Hi Charlie, thanks for visiting us today. Can you tell us a little about your book and the inspiration behind it?
Desert Angel follows a fourteen year-old girl as she flees one step ahead of her mother’s murderer through the barren country around the Salton Sea in southern California. By chance she encounters the Mexican American illegal immigrant community and they shelter her while she searches for options.
My wife and I were driving though the country where the book was set, looking at the hardscrabble dwellings and the dry empty land and I began wondering what a girl’s life would be like if her mother followed a handsome but cruel man to such a place. I had worked with girls from similar backgrounds in county locked facilities and I knew how dangerous some of those situations are and how desperate a teenager trapped in such a place becomes.
You previously worked with at risk kids, can you tell us how much this influenced Desert Angel?
Angel is emblematic of several girls with whom I worked: tough, gritty, raw, energetic, and at their wits end. What can they do to change their lives and find a viable future? Most fear it’s hopeless. Their spirit collapses from time to time and they can become self-destructive (cutting) or suicidal, but with a little validation for their struggle and worth, they persist in searching for new resources and a solution.
Desert Angel provides a glimpse into a rural community that is both very closed and private, yet generous and warm to Angel. Did you do any research to make it so believable and realistic?
My daughter was partly raised by a marvelous Mexican family that spoke only Spanish in Oakland California. When she was two, my wife and I moved to Mexico for a year. I had worried we might not be safe. Turned out we were far safer in the Interior of that country than we were in the states and the strangers we met were unfailingly kind and especially sweet to children. During the book writing, I checked my colloquial Spanish (I’d taken the formal language in school) with a young woman who worked with illegal immigrants in southern California and she strengthened my impression of their altruism. Most of them help each other and easily identify with others who are oppressed. It saddens me that many in the United States are so angry at the illegal immigrant community, especially since, unless we’re Native American Indian, we’re all immigrants!
Yes. I was hoping this story would be hard to put down, once someone started reading. I wanted the pace and the prose to be fast, most of the time. But there were other reasons. Angel is shy, under-socialized, home-schooled. She has not had girl friends or confidants. Talking to adults, except for her mother, feels awkward. The men in her life have often flirted with her, making their conversation unwelcome. With the Mexican-American community, there can exist a bit of a language barrier so their English conversations tend to be less wordy.

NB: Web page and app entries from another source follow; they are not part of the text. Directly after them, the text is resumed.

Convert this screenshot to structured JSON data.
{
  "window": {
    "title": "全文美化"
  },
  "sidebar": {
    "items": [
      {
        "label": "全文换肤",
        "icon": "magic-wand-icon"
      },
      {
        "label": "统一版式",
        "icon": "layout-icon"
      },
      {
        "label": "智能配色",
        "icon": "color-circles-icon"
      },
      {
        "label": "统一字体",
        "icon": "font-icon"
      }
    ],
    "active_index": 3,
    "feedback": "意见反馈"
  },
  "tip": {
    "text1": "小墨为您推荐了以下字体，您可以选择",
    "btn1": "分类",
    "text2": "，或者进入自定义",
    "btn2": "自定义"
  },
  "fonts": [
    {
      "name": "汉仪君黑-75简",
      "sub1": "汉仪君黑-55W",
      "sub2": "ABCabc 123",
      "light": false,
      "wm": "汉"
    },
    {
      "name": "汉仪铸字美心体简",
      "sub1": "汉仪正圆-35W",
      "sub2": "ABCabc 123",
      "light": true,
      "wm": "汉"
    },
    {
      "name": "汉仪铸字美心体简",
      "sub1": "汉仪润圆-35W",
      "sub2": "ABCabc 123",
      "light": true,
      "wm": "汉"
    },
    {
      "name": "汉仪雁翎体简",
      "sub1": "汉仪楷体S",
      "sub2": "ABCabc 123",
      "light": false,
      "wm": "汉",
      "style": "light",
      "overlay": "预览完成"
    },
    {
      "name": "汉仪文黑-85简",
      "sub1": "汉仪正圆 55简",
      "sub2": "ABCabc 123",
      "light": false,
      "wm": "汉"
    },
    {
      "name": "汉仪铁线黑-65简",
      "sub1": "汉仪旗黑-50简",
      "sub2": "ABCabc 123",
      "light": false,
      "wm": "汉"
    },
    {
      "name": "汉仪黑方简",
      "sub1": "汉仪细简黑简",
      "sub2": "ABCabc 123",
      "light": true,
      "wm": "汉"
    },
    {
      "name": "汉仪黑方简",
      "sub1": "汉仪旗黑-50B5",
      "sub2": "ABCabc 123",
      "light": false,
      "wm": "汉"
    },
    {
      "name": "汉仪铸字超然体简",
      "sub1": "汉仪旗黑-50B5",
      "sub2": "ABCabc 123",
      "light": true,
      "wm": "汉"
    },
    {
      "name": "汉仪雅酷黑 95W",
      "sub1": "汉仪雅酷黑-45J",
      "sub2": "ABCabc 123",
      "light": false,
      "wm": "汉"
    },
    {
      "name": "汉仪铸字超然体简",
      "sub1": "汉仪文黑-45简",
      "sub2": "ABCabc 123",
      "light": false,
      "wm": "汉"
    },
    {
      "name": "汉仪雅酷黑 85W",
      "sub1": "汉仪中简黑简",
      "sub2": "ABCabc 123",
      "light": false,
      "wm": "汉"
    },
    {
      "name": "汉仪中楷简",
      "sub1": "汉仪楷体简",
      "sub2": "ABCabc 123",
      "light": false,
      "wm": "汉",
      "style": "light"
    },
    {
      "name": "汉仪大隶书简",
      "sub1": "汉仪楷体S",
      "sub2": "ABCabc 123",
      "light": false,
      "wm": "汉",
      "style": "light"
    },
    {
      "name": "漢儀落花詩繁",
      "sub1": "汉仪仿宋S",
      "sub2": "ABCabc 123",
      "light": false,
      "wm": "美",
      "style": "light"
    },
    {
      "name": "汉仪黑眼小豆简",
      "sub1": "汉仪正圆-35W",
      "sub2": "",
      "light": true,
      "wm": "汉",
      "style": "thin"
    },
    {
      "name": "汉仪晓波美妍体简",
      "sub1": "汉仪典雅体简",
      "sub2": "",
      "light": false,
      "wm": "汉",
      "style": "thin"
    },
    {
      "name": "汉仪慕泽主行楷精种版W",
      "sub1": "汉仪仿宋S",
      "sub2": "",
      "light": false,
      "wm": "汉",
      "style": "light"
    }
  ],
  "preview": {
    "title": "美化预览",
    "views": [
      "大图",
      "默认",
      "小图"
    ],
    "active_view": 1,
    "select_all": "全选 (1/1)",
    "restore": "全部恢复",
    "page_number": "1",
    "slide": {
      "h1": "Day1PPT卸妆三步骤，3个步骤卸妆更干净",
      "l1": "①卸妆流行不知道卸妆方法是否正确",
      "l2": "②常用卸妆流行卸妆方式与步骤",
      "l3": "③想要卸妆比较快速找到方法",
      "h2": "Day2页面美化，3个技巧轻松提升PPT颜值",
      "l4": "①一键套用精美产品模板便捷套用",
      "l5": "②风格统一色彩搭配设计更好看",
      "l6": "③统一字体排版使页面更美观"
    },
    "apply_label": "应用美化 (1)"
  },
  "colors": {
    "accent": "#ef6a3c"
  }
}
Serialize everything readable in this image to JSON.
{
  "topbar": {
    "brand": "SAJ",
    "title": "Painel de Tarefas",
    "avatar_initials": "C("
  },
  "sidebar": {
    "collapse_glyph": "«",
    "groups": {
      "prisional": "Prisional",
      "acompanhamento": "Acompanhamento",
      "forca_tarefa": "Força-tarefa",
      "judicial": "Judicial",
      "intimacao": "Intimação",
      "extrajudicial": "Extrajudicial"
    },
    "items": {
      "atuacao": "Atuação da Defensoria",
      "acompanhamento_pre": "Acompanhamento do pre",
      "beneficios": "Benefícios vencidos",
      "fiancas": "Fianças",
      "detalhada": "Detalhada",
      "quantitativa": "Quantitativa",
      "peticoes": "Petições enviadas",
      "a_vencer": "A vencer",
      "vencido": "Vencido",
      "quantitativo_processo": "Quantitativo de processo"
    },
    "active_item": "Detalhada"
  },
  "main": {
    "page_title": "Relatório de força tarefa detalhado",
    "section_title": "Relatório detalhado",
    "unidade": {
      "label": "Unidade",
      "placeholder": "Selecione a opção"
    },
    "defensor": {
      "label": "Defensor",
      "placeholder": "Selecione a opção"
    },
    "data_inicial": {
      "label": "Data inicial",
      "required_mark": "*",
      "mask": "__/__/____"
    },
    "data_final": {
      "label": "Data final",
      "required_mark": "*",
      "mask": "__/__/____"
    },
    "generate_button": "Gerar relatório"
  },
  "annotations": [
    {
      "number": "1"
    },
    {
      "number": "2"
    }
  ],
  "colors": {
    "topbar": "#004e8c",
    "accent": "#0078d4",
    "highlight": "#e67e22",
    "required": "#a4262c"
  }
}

I also thought Desert Angel would make a great film and could see it playing out in my mind. If Desert Angel were a movie, are there any actor’s you’d have in mind for the lead roles?
Angel needs to be fourteenish, blondish, gritty, tenacious, and almost terminally self-reliant. – Kristen Stewart (The Runaways)
Scotty, slick and venomous. (the killer) – John Hawkes (Winter’s Bone)
Rita, steadfast and perceptive. (the woman that takes Angel into her home) – Rosario Dawson (Unstoppable)
Vincente, a hard-working fun-loving hot-headed. (Rita’s husband) – Michael Peña (Tower Heist)
Momo, strong, good-looking, inexperienced but willing to risk. (the boy that tries to help Angel) – Victor Rasuk (Stop-Loss)
Ramon, kind, but tough and unflappable. (a leader in the immigrant community) – Edward James Olmos (Battlestar Galactica)
the Director, a person who can blend the combination of edgy thriller and the marvelous, impossible enigma of adolescent girls.
– Catherine Hardwicke (Twilight)
When you’re not writing what do you like to read? Which books would you recommend to those who enjoyed Desert Angel?
I love to read fiction books that that have rich believable characters, books that grab me from the first page and don’t let go.
I also read non-fiction books about Decision Making and other brain operations. I love that research is indicating human beings are not as reason-driven as we’d like to believe.
For Desert Angel readers, I’d recommend The Killer’s Cousin by Nancy Werlin – chilling, eerie relationship between a boy (murderer?) and his younger female cousin; Down the Rabbit Hole by Peter Abrahams – marvelous funny girl protagonist solves a crime; Peace Like a River – great characters, multi-layered story. And readers might like my previous book that won the 2011 Young Adult Edgar Award, The Interrogation of Gabriel James – a boy grilled by the police about his role in two killings resulting from his effort to help a shy girl with a bizarre home life.
Finally, do you have any tips for aspiring writers out there?
1) The better you examine and understand your own feelings, motivations, decisions, and those of people you encounter, the better and more realistically you’ll be able to
write. Characters are more important than plot to a story. Believable characters help a reader stay engaged and care about what is going to happen next.
2) Analyze what you like when you read and ask, how is the author capturing me? What makes the dialog effective? How are the characters described?
When you watch a movie or play, ask the same kind of questions: Why is this actress so convincing and another, not? How does the movie maker create mood and setting besides using music?
3) Write about things that intrigue you or trouble you. Turn your mind loose and see what ideas surface as you type away.